§ Prompt
From the listing below, copy each line where "GenericKDZ" occurs.

§ Data to examine
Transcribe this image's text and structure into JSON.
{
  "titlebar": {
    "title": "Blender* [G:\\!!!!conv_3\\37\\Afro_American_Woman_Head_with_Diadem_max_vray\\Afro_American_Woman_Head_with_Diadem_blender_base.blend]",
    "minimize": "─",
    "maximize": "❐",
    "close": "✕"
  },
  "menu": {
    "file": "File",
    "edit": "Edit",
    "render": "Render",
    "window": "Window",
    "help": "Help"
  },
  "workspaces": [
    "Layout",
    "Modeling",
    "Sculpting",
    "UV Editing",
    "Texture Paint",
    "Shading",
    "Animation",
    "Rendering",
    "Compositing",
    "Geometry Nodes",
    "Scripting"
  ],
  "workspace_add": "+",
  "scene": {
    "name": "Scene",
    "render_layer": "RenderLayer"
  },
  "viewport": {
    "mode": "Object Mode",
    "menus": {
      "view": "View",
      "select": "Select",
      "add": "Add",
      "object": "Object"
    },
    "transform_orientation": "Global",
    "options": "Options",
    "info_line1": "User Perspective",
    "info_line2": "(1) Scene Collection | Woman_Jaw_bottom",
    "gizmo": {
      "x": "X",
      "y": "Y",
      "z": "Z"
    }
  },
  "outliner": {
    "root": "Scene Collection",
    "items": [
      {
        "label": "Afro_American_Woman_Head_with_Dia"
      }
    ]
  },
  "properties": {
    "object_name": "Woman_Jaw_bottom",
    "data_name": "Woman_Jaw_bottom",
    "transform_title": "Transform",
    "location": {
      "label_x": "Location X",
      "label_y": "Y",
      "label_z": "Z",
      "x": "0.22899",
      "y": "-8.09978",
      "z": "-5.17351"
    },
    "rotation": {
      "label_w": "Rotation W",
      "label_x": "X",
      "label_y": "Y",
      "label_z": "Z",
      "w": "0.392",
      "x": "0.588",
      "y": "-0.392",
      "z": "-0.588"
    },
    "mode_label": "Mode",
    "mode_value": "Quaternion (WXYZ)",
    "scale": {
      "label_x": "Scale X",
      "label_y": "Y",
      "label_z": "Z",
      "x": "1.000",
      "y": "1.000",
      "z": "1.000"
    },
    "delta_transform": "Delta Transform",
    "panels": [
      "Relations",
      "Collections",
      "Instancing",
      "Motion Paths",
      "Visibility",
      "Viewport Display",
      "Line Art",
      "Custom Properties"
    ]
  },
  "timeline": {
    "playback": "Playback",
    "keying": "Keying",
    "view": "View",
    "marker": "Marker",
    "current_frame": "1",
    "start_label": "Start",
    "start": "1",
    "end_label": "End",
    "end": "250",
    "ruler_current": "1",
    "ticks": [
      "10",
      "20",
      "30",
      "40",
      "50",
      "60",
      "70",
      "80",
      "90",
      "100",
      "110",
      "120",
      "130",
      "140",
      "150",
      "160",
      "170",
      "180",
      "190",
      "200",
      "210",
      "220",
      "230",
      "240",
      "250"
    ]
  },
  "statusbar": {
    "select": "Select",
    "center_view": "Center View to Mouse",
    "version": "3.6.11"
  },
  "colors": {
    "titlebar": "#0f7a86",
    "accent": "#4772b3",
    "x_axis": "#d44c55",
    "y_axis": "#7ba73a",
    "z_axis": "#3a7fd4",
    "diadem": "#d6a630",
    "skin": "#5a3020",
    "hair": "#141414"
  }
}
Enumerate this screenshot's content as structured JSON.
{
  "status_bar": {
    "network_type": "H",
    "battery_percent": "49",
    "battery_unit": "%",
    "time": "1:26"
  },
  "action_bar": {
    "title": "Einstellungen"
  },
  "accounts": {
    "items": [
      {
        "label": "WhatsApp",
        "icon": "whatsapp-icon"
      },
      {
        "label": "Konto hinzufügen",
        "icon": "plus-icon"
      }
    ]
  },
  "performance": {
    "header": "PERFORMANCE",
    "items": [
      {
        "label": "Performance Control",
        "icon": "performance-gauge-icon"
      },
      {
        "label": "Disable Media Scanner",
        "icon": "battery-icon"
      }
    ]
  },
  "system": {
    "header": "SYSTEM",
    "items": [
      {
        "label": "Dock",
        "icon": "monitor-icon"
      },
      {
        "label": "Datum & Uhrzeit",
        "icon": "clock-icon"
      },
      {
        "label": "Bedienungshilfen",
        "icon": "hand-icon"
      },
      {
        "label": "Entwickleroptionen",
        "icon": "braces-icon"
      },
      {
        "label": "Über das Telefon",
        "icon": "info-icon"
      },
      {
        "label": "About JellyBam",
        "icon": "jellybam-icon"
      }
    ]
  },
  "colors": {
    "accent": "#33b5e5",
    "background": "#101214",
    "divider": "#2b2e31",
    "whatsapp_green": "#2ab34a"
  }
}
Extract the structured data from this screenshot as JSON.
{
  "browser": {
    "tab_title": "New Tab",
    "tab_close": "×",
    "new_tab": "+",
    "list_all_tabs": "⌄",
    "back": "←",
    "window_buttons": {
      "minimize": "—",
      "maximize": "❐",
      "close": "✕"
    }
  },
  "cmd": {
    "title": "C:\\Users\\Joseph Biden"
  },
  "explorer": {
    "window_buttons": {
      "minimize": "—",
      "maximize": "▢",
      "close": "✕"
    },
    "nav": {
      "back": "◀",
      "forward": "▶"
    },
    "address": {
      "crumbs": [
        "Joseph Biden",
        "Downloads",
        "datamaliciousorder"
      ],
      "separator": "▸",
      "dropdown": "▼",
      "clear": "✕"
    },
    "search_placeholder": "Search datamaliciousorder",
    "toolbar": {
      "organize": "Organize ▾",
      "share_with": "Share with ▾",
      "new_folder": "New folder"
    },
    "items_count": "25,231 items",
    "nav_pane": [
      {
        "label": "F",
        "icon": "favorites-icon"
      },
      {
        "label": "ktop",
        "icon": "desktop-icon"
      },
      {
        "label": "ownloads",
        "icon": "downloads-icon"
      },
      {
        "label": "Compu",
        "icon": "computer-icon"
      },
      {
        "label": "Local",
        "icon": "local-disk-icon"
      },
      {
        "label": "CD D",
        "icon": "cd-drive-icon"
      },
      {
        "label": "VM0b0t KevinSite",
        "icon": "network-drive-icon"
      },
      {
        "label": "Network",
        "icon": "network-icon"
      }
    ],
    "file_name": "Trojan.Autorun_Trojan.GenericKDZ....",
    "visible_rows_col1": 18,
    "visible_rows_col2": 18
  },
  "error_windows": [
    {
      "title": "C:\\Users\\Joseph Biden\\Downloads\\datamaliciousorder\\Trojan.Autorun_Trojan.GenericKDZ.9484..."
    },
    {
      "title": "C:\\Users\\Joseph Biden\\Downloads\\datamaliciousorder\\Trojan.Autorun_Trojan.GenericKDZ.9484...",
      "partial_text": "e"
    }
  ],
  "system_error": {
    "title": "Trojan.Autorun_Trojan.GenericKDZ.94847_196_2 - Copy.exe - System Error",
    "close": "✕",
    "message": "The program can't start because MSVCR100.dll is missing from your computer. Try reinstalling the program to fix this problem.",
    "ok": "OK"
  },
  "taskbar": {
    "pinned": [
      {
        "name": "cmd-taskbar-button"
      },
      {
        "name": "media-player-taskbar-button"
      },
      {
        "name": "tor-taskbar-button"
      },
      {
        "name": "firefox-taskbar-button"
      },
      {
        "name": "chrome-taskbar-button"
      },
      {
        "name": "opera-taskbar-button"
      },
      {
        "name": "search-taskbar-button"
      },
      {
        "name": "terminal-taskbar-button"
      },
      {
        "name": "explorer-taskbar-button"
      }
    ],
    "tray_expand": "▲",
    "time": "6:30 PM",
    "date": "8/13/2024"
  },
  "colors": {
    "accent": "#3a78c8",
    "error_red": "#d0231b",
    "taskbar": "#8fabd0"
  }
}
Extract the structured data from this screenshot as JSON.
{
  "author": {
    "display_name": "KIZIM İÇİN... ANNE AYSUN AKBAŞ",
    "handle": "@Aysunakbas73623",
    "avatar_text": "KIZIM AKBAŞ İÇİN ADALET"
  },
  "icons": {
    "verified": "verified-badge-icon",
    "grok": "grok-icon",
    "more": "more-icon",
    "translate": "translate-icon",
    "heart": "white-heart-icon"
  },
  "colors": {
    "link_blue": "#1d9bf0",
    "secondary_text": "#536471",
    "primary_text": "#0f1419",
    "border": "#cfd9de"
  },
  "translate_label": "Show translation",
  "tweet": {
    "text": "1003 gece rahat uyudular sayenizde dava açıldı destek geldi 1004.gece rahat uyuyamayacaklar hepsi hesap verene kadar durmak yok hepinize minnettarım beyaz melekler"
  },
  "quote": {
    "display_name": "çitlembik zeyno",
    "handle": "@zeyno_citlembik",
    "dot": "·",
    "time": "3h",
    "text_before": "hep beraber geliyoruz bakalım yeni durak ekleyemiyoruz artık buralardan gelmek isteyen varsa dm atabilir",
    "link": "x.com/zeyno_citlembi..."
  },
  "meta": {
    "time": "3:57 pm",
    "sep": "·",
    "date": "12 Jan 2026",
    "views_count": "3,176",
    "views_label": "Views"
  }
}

§ Solved exercise
    "file_name": "Trojan.Autorun_Trojan.GenericKDZ....",
      "title": "C:\\Users\\Joseph Biden\\Downloads\\datamaliciousorder\\Trojan.Autorun_Trojan.GenericKDZ.9484..."
      "title": "C:\\Users\\Joseph Biden\\Downloads\\datamaliciousorder\\Trojan.Autorun_Trojan.GenericKDZ.9484...",
    "title": "Trojan.Autorun_Trojan.GenericKDZ.94847_196_2 - Copy.exe - System Error",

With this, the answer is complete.